**RECORD EXCERPTS:**
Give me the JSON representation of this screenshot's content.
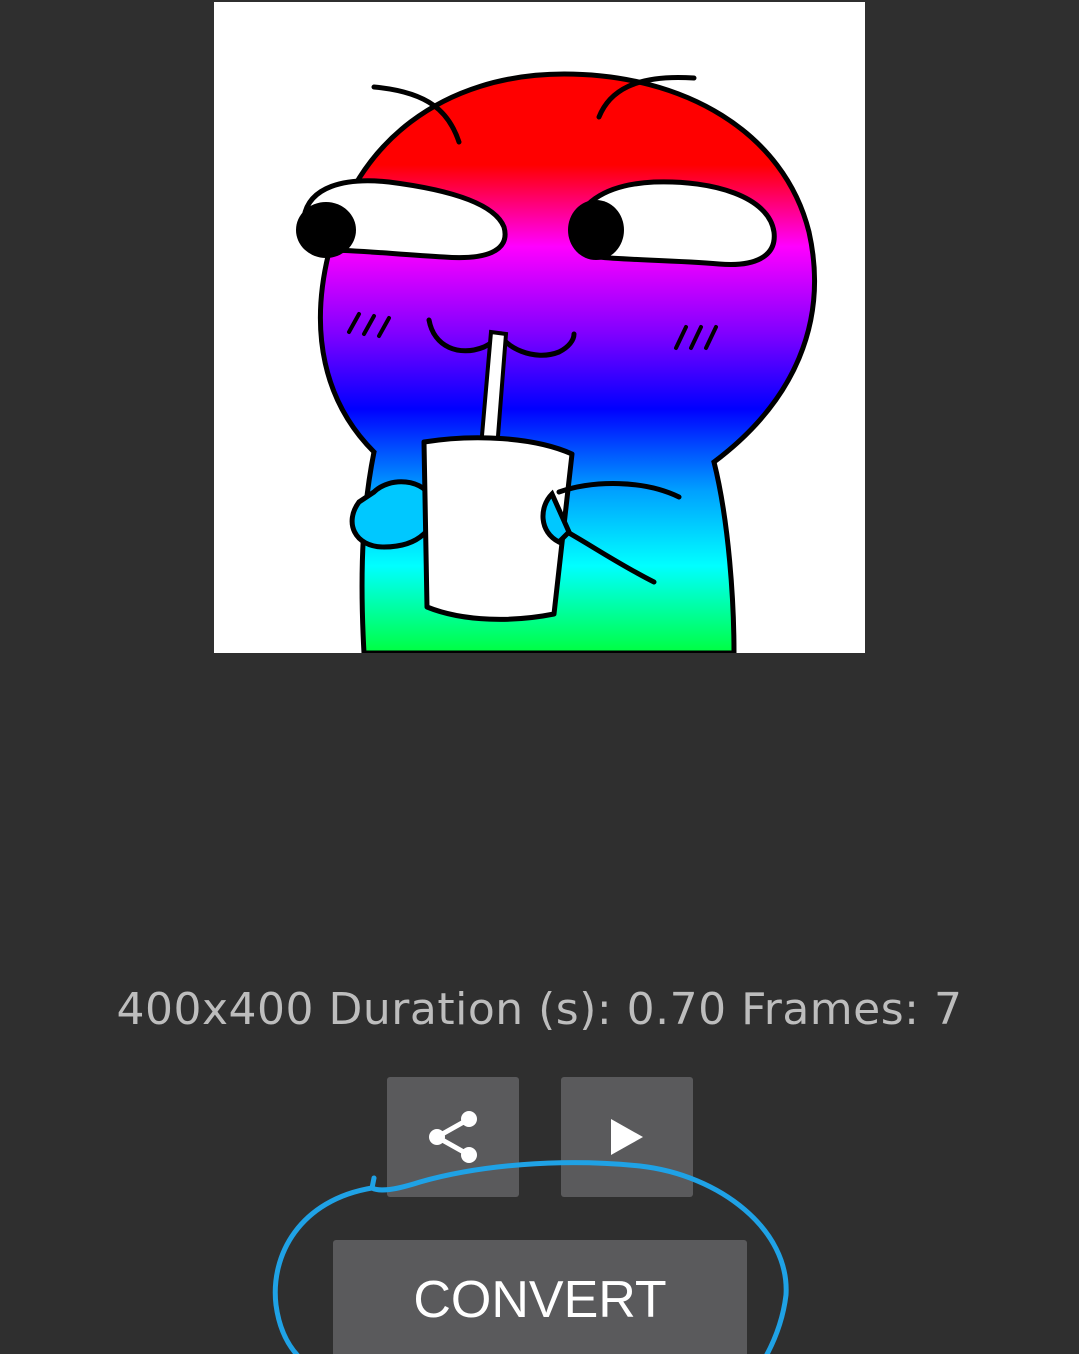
{
  "info_text": "400x400 Duration (s): 0.70 Frames: 7",
  "buttons": {
    "share_icon": "share-icon",
    "play_icon": "play-icon",
    "convert_label": "CONVERT"
  },
  "colors": {
    "background": "#2f2f2f",
    "button": "#5a5a5c",
    "info_text": "#bdbdbd",
    "annotation_stroke": "#1fa2e6"
  }
}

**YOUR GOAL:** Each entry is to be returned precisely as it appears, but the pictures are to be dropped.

**RESPONSE BOX:**
Give me the JSON representation of this screenshot's content.
{
  "info_text": "400x400 Duration (s): 0.70 Frames: 7",
  "buttons": {
    "share_icon": "share-icon",
    "play_icon": "play-icon",
    "convert_label": "CONVERT"
  },
  "colors": {
    "background": "#2f2f2f",
    "button": "#5a5a5c",
    "info_text": "#bdbdbd",
    "annotation_stroke": "#1fa2e6"
  }
}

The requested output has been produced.